No news from Zeynab Jalalian for months
Zeynab Jalalian has been in prison in Iran for over 13 years. Her relatives have not received any news from her since May.
For months, the relatives of Zeynab Jalalian have known nothing about the condition of the political prisoner imprisoned in Iran for over 13 years as a member of the Kurdish party PJAK. Since May, there has been no information about her condition or whereabouts. She had contracted Covid-19 a year ago and was not treated adequately. In her last letter, Zeynab Jalalian had written, "When a woman wakes up and wants to be free, nothing can bring her to her knees."
In prison since 2008

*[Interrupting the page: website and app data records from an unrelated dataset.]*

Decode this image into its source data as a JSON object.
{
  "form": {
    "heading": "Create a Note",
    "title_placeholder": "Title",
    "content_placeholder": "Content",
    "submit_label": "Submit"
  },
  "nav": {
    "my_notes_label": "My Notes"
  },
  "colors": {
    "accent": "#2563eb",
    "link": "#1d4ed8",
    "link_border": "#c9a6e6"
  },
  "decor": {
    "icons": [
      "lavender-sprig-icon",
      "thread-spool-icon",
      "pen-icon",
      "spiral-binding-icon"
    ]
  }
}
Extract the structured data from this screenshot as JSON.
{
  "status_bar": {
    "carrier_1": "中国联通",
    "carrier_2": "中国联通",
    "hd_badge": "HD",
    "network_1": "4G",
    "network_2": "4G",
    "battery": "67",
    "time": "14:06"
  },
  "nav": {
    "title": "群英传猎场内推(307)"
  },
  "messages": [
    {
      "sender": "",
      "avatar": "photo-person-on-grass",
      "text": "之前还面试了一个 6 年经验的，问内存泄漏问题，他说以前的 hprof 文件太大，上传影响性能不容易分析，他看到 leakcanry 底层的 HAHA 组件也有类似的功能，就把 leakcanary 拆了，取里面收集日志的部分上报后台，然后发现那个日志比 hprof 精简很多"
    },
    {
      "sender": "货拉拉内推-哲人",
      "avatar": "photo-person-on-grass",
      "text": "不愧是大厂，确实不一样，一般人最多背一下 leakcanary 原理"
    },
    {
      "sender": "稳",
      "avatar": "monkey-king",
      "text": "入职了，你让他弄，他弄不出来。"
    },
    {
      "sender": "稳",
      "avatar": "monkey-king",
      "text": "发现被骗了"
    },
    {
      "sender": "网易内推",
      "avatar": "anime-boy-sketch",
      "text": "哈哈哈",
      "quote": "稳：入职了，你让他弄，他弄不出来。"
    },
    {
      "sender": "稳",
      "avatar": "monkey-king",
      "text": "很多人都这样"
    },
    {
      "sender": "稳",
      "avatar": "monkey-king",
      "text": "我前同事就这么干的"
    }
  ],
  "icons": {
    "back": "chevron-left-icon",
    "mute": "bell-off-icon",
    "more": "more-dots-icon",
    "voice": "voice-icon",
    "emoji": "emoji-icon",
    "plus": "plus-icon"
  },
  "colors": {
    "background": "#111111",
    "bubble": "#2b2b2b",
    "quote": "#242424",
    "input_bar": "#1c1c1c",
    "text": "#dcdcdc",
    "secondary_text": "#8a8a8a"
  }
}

Zeynab Jalalian, born in MakU in 1982, was arrested in Kermanshah in the summer of 2008 and sentenced to death in January 2009 before a revolutionary court there in connection with her alleged membership in the "Party for a Free Life in Kurdistan" (Partiya Jiyana Azad a Kurdistanê - PJAK) for "enmity to God" (moharebeh). She had previously spent eight months in pre-trial detention in a Ministry of Intelligence facility and had been tortured. She did not have access to legal counsel during her trial, which lasted only a few minutes. Jalalian's death sentence was commuted to life imprisonment in November 2011. She is currently the only female prisoner in Iran to be given this sentence.
Sickened by Covid-19 during transfer
A year ago, Jalalian was transferred from Kermanshah to a prison in Yazd. The central Iranian city is located about 1400 kilometers from where her relatives live. During this odyssey, she fell ill with Covid-19. Prison doctors admitted to the management of the detention center that they did not have the necessary facilities to treat Jalalian, who suffers from various other diseases. Iran's Ministry of Intelligence declined to provide medical care outside the correctional facility.
Regime demands remorse and confession
In addition, Jalalian was pressured by intelligence interrogators to make a "confession". She was forced to express "remorse" for her past political activities and agree to cooperate with the authorities. Only then would she be granted the necessary treatment. But she was also denied other prisoner rights, such as contact with legal counsel or her family members. From time to time, she was allowed to speak with relatives by telephone, but the conversation, limited to a few minutes, had to be conducted in Persian.